Records from a data source
___
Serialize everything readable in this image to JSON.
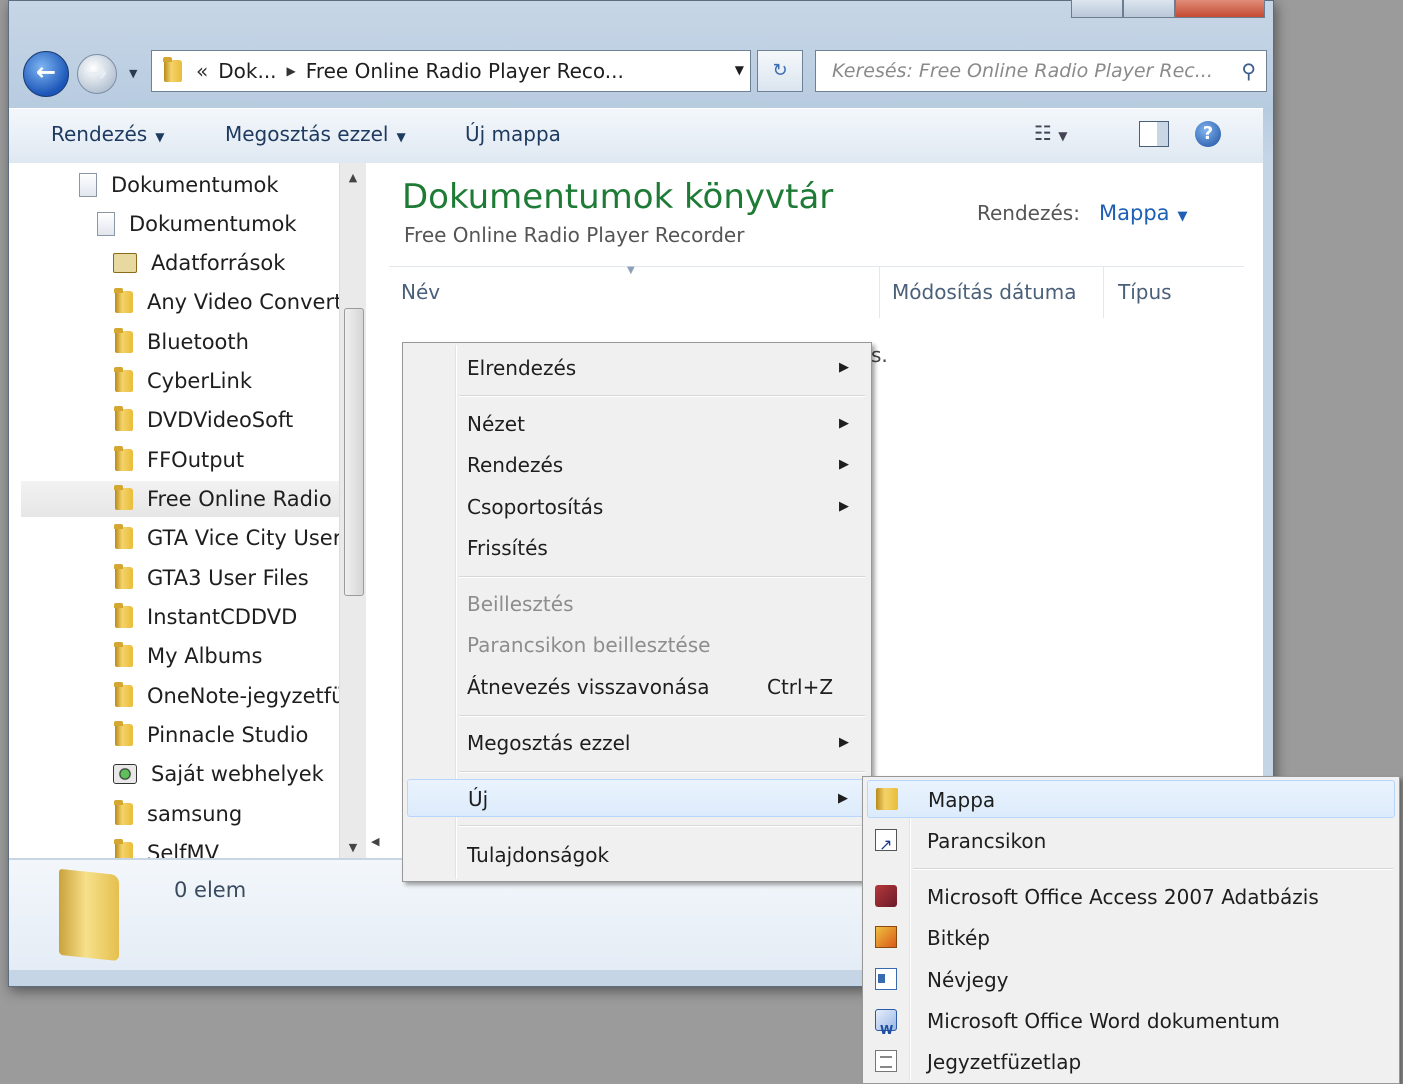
{
  "address": {
    "overflow": "«",
    "crumbs": [
      "Dok...",
      "Free Online Radio Player Reco..."
    ]
  },
  "search": {
    "placeholder": "Keresés: Free Online Radio Player Rec..."
  },
  "toolbar": {
    "organize": "Rendezés",
    "share": "Megosztás ezzel",
    "new_folder": "Új mappa"
  },
  "tree": {
    "items": [
      "Dokumentumok",
      "Dokumentumok",
      "Adatforrások",
      "Any Video Convert",
      "Bluetooth",
      "CyberLink",
      "DVDVideoSoft",
      "FFOutput",
      "Free Online Radio",
      "GTA Vice City User",
      "GTA3 User Files",
      "InstantCDDVD",
      "My Albums",
      "OneNote-jegyzetfü",
      "Pinnacle Studio",
      "Saját webhelyek",
      "samsung",
      "SelfMV"
    ]
  },
  "library": {
    "title": "Dokumentumok könyvtár",
    "subtitle": "Free Online Radio Player Recorder",
    "arrange_label": "Rendezés:",
    "arrange_value": "Mappa"
  },
  "columns": {
    "name": "Név",
    "modified": "Módosítás dátuma",
    "type": "Típus"
  },
  "empty_fragment": "s.",
  "details": {
    "count": "0 elem"
  },
  "context_menu": {
    "layout": "Elrendezés",
    "view": "Nézet",
    "sort": "Rendezés",
    "group": "Csoportosítás",
    "refresh": "Frissítés",
    "paste": "Beillesztés",
    "paste_shortcut": "Parancsikon beillesztése",
    "undo_rename": "Átnevezés visszavonása",
    "undo_shortcut": "Ctrl+Z",
    "share": "Megosztás ezzel",
    "new": "Új",
    "properties": "Tulajdonságok"
  },
  "new_submenu": {
    "folder": "Mappa",
    "shortcut": "Parancsikon",
    "access": "Microsoft Office Access 2007 Adatbázis",
    "bitmap": "Bitkép",
    "contact": "Névjegy",
    "word": "Microsoft Office Word dokumentum",
    "text": "Jegyzetfüzetlap"
  },
  "icons": {
    "back": "back-arrow-icon",
    "forward": "forward-arrow-icon",
    "search": "search-icon",
    "help": "help-icon",
    "folder": "folder-icon"
  }
}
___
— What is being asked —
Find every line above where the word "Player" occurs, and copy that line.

— Task response —
      "Free Online Radio Player Reco..."
    "placeholder": "Keresés: Free Online Radio Player Rec..."
    "subtitle": "Free Online Radio Player Recorder",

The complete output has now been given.